I had just finished throwing up for the first time (not the last) into a handful of paper towels when the midwife walked in.
“I’m sorry. I threw up” I said to her, although that would have been pretty obvious from the vomit covering my t-shirt and bed sheets (paper towels not being particularly appropriate for the task). She smiled and told me not to worry, they saw it all the time.
The truth was I was so entirely relieved to see her face that I would have thrown away even more of my dignity to ensure it. This was the midwife who’d led our prenatal classes, who’d been so kind when the tears came unbidden during one of them and my fear tumbled out in mixed up words. I’d come home that day and dared to pray what I so hoped for – that she might be on shift when my time came.
And then there she was, walking in to our delivery room minutes after we’d arrived, my contractions already strong and frequent. It felt like answered prayer. It felt like a whispered assurance from the Spirit that She was there, that She was in this with Rasmus and I and our unborn baby, that we’d be ok.
Our midwife stayed with us through the next six hours of labour and pushing.
Every time I opened my eyes between each painful contraction she was there, crouching next to the ball I was swaying on, leaning across the edge of the bath. She was present, she was focused and she was calm. The more vulnerable and overwhelmed I felt, the more I needed the sight of her, her words of reassurance and encouragement as I did the hardest work of my life.
Mine was not a calm labour, no silent intense focus as I had imagined it. Rather, I yelled and shouted my way through each contraction. I leaned and pushed against my husband, needing his strength. I felt hugely vulnerable and I worried I was doing this all wrong—wasn’t natural birth meant to feel empowering and transcendent?
But then each pause between surges, there she was, close by and attentive, telling me how well I was doing, how well the birth was going.
Later, when the doctor needed to make a small intervention to help our baby be born, I turned to her: “I’m scared,” was the simple honest truth that spilled out. Her eyes filled with compassion as she told me with so much gentle confidence, “You don’t need to be scared. Your baby is nearly here!”
Moments later, she was lifting our daughter out of the water into my outstretched arms and we were gazing in dreamlike joy at this chubby vernix-covered child that we’d waited and prayed for. And she was there, wrapping us in warm blankets, her beaming smile reflecting our own surreal elation.
“All around us we observe a pregnant creation. The difficult times of pain throughout the world are simply birth pangs. But it’s not only around us; it’s within us. The Spirit of God is arousing us within. We’re also feeling the birth pangs… We are enlarged in the waiting… Meanwhile, the moment we get tired in the waiting, God’s Spirit is right alongside helping us along.” -Romans 8, The Message.
I am convinced now that the Holy Spirit is a midwife.
She comes to us in simple raspberry-pink scrubs and crouches next to us through every hard and painful moment. She leans in and her eyes pour compassion, her calm words are strength and reassurance, her very presence is Hope.

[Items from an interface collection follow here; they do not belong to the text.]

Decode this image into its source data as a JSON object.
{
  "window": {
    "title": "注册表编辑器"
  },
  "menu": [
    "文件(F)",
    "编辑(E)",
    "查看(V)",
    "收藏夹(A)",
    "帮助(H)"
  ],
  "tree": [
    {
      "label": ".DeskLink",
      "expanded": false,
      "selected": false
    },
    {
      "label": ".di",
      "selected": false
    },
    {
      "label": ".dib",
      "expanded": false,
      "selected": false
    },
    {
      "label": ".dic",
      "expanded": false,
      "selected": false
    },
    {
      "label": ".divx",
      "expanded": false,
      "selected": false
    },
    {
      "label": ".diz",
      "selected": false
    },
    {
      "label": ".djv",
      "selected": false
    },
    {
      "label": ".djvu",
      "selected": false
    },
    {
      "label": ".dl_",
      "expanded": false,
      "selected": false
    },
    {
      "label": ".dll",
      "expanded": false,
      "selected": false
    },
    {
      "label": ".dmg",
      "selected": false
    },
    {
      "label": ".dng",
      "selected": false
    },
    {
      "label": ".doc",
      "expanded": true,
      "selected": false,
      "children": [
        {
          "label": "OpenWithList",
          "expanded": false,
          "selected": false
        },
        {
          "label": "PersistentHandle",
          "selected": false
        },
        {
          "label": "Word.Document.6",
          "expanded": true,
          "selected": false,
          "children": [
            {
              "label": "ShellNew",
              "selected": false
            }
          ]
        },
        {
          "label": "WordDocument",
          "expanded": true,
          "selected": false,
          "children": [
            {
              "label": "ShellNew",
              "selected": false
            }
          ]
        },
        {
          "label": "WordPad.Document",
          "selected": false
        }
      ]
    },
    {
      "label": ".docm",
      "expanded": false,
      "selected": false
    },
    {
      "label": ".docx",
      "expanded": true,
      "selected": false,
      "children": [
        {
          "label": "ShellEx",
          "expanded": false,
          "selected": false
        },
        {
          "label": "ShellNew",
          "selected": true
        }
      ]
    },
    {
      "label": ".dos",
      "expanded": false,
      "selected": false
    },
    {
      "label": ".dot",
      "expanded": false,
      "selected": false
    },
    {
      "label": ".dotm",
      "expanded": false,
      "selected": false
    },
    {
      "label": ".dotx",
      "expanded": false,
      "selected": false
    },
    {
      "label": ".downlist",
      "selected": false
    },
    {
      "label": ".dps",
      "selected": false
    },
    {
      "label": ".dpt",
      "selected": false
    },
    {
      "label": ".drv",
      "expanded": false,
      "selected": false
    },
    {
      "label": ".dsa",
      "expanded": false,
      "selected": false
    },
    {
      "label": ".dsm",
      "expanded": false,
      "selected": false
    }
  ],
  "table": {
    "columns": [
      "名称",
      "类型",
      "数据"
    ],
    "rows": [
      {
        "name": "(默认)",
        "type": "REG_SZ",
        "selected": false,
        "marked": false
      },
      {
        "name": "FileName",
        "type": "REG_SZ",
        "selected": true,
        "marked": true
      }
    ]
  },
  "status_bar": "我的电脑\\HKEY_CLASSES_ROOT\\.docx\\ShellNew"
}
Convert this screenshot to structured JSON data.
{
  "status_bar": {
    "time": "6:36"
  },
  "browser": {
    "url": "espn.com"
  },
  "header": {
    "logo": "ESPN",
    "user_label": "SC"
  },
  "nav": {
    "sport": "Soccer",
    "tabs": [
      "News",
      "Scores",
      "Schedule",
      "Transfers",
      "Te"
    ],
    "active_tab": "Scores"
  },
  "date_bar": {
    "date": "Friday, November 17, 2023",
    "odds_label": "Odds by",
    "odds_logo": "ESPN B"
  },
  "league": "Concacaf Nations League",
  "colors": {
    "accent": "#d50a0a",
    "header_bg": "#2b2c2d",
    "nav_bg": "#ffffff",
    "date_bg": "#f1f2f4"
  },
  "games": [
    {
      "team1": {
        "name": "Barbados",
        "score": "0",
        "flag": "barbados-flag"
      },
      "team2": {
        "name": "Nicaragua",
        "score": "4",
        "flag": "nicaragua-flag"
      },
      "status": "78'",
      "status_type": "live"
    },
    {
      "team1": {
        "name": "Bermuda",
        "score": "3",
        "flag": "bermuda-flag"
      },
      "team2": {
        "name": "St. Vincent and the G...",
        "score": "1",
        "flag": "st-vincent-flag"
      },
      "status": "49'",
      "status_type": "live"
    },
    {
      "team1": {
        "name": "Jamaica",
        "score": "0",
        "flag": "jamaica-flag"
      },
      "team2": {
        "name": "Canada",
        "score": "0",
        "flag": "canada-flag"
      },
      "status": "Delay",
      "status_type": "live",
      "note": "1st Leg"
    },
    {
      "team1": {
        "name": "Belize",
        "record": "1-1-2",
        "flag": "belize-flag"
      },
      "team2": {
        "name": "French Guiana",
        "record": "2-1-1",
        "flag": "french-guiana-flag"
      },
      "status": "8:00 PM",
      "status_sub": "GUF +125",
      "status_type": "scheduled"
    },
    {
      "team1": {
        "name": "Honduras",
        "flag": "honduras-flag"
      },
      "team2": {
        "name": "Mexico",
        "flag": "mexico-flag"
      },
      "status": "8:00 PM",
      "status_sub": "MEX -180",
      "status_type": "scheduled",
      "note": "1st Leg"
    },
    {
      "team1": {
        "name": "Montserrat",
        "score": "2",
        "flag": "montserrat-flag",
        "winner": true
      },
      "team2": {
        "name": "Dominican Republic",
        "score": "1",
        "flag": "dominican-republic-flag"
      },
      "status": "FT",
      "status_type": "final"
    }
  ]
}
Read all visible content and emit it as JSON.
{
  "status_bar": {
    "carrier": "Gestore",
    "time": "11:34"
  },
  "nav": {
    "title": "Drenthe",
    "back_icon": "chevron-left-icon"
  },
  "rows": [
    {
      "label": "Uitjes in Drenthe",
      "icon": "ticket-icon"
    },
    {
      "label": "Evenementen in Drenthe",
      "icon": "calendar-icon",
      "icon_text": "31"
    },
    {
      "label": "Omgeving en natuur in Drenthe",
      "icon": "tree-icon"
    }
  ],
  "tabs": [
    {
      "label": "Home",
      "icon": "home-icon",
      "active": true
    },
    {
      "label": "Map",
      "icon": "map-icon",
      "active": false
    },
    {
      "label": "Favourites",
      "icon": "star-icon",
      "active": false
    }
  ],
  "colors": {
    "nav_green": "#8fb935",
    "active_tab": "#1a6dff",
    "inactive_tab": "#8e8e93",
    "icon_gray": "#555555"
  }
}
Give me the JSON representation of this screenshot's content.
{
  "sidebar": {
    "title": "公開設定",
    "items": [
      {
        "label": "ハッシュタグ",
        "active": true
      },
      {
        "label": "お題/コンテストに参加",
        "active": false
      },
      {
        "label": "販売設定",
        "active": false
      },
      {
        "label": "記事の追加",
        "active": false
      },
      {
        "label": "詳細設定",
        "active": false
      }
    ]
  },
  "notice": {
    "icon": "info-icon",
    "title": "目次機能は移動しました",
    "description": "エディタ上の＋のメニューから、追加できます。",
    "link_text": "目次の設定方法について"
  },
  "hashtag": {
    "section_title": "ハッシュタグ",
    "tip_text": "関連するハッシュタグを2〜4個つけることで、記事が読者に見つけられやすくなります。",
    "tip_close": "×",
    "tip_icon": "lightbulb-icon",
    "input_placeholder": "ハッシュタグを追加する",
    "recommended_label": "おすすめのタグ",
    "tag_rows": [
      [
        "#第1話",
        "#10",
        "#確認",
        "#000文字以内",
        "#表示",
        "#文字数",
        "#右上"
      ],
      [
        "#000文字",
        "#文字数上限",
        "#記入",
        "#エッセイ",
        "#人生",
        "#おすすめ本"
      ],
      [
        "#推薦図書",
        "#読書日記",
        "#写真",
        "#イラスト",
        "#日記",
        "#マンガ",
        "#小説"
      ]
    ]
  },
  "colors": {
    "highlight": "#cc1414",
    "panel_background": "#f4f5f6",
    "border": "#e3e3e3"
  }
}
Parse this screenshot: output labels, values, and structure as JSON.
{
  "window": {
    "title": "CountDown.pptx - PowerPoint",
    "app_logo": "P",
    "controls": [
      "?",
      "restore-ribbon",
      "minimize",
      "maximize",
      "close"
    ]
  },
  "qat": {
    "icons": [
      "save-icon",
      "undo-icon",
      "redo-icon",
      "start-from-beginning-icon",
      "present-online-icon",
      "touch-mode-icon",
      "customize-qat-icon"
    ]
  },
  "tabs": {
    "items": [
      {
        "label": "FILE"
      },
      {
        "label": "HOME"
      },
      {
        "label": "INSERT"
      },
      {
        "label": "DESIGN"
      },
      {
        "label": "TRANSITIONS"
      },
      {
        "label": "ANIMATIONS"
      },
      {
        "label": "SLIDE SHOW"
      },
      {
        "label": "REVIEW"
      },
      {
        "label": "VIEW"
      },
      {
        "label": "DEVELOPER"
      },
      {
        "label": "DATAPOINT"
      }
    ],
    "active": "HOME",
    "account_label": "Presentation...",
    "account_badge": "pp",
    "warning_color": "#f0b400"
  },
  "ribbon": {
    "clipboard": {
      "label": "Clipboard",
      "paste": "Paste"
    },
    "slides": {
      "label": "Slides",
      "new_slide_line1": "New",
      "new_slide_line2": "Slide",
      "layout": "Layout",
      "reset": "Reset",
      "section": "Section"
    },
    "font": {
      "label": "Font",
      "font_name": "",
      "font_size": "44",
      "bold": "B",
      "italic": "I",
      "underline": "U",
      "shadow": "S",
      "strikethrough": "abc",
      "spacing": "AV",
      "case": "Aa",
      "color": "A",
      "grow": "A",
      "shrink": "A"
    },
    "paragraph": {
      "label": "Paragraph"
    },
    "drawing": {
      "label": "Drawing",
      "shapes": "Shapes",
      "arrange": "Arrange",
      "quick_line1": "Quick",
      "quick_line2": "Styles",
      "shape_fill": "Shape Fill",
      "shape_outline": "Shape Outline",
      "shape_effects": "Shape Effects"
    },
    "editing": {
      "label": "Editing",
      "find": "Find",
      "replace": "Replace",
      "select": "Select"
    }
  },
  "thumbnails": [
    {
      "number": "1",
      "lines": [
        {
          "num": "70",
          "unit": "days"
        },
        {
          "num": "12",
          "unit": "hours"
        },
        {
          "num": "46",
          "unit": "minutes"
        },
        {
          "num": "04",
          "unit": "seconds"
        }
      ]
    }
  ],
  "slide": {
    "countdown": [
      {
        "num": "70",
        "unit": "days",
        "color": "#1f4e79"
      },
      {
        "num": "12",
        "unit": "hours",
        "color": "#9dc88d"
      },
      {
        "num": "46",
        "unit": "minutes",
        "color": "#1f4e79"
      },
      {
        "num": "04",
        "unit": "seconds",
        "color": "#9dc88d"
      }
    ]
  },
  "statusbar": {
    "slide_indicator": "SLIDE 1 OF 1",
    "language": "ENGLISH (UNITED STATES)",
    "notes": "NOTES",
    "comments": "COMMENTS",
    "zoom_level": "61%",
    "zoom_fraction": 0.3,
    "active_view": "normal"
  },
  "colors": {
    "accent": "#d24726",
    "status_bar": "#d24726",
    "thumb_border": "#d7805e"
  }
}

And we are enlarged in the waiting; in every agonizing moment of waiting for the promise to be delivered, we are being expanded and transformed. And so we yell and fight through the pain because the Spirit in us, She’s also a warrior and She’s making us fierce, She’s making us brave.
She will help us birth the promise that is in us.
She’ll stand with us through it all until the moment we finally behold how beautiful and glorious it is. And then she’ll celebrate with us, her joy mingling with ours until our hearts are fit to burst.
This post originally appeared at She Loves Magazine.